The start took us by the Capitol and Supreme Court. I just love the races in DC because of the monuments we run by!

The first three miles flew by but my Garmin beeped about 0.1 to 0.2 miles before I actually got to the mile markers. I don't know why it wasn't lined up with the markers, but I should have really taken that into account for the rest of the race and checked my watch a few more times.

Miles 1-3
6:06, 6:09, 6:12

I felt confident and satisfied with those mileage times. I was also surprised to see 19:07 when I went through the 5K. My current, official PR in the 5K was a 19:41, which means I knocked off a significant chunk and need to get into an actual 5K in the coming weeks. 

By mile 3 we were in the middle of nowhere, or so it felt.
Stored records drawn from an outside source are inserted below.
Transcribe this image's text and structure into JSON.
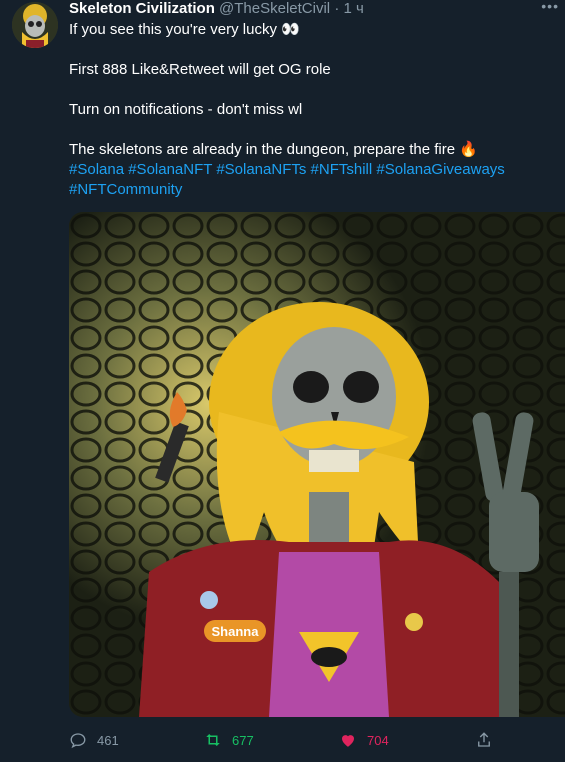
{
  "tweet": {
    "name": "Skeleton Civilization",
    "handle": "@TheSkeletCivil",
    "separator": "·",
    "time": "1 ч",
    "more_label": "•••",
    "line1": "If you see this  you're very lucky 👀",
    "line2": "First 888 Like&Retweet will get OG role",
    "line3": "Turn on notifications - don't miss wl",
    "line4": "The skeletons are already in the dungeon, prepare the fire 🔥",
    "hashtags_line1": "#Solana #SolanaNFT #SolanaNFTs #NFTshill #SolanaGiveaways",
    "hashtags_line2": "#NFTCommunity",
    "image_badge": "Shanna"
  },
  "actions": {
    "reply_count": "461",
    "retweet_count": "677",
    "like_count": "704"
  },
  "colors": {
    "background": "#15202b",
    "link": "#1da1f2",
    "retweet": "#17bf63",
    "like": "#e0245e",
    "muted": "#8899a6"
  }
}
The beautiful homes, green streets, and shade that we had in the first half of the race was replaced with concrete, sun, and the parking lot surrounding the old stadium in DC. It felt like a desert, because we were the only ones out there.

As I was thinking how horrible of a place it was, a girl in purple FLEW by me. Where did she come from?! Her speed told me that she knew what she was doing and I was not going to catch her. I fell from 4th to 5th.

The fourth mile marker came: 6:29. Uh oh!  

I knew I had slowed. But by that much?! Fortunately, I spotted the red-head in red. My mission became to catch her, and I was getting close. I got her before the 5th mile, and felt confident that my race to get her meant I picked up the pace.

Mile 5: 6:36

Oh no! This was not going the way I wanted it to, but I didn't dwell too hard on it. I actually felt fine and I was working at a hard effort. I had to keep reminding myself that it was only my 2nd 10k and I hadn't run one this fast before.

Now that I was in 4th I began getting closer to the 3rd place woman. At the same time, I kept playing cat and mouse with a man near me. It was good, as we kept pushing each other to get closer to this girl. 

At around 5.5 I had a decision to make. I had never taken on someone like this in a race. I could keep going this speed and pass this 3rd place woman, and then hold on for the rest of the race. Or, I could play it safe, draft off of her, and then hopefully take her at the end. She knew I was coming, and I couldn't tell if she'd let me pass, only to pass me again and squash my mental game. Also, passing her would mean that I'd have to be on my game for the rest of the race, pushing myself to ensure she couldn't come back. Did I really want to do that?

Yes. I did. I wanted a PR. I knew that to get the PR I needed to get around her. If it had been a man I would have had no problem in my mind making this decision. He wouldn't have stood out. But to take the 3rd place female spot, scared me. I knew it. So I took her. And I kept running. I didn't want to look back. I also felt like I was going to vomit - a reaction that I need to control if I want to get faster.

My spring motto that I have to remind myself in each race: Running fast isn't easy. You have to work for fast times.  

Mile 6: 6:22

Tom was around mile 6 cheering on runners, having already finished 10th overall. I knew I was close to the end, but hadn't look at my watch time and didn't realize HOW CLOSE I WAS to breaking 40. When I turned the very last corner and saw 39:57 on the official clock I screamed in my mind. OMG.... how could I be that oblivious to the time? How could I have been that close to a 39:xx and not realize it?!

I passed the line at 40:05. It was a minute and a half PR, but didn't feel great because I knew I can do better. 

 We stayed to watch the 3K, which had a ton of our students running in it. I didn't realize how big of an event this was. It raised over $80,000 for a school in DC! Talk about a successful fundraiser!

It was a good race (minus the desert) and was a fun morning to spend with co-workers and students. This race also showed me that I need to get signed up for a 5K soon so I can really see what I have in me for that distance!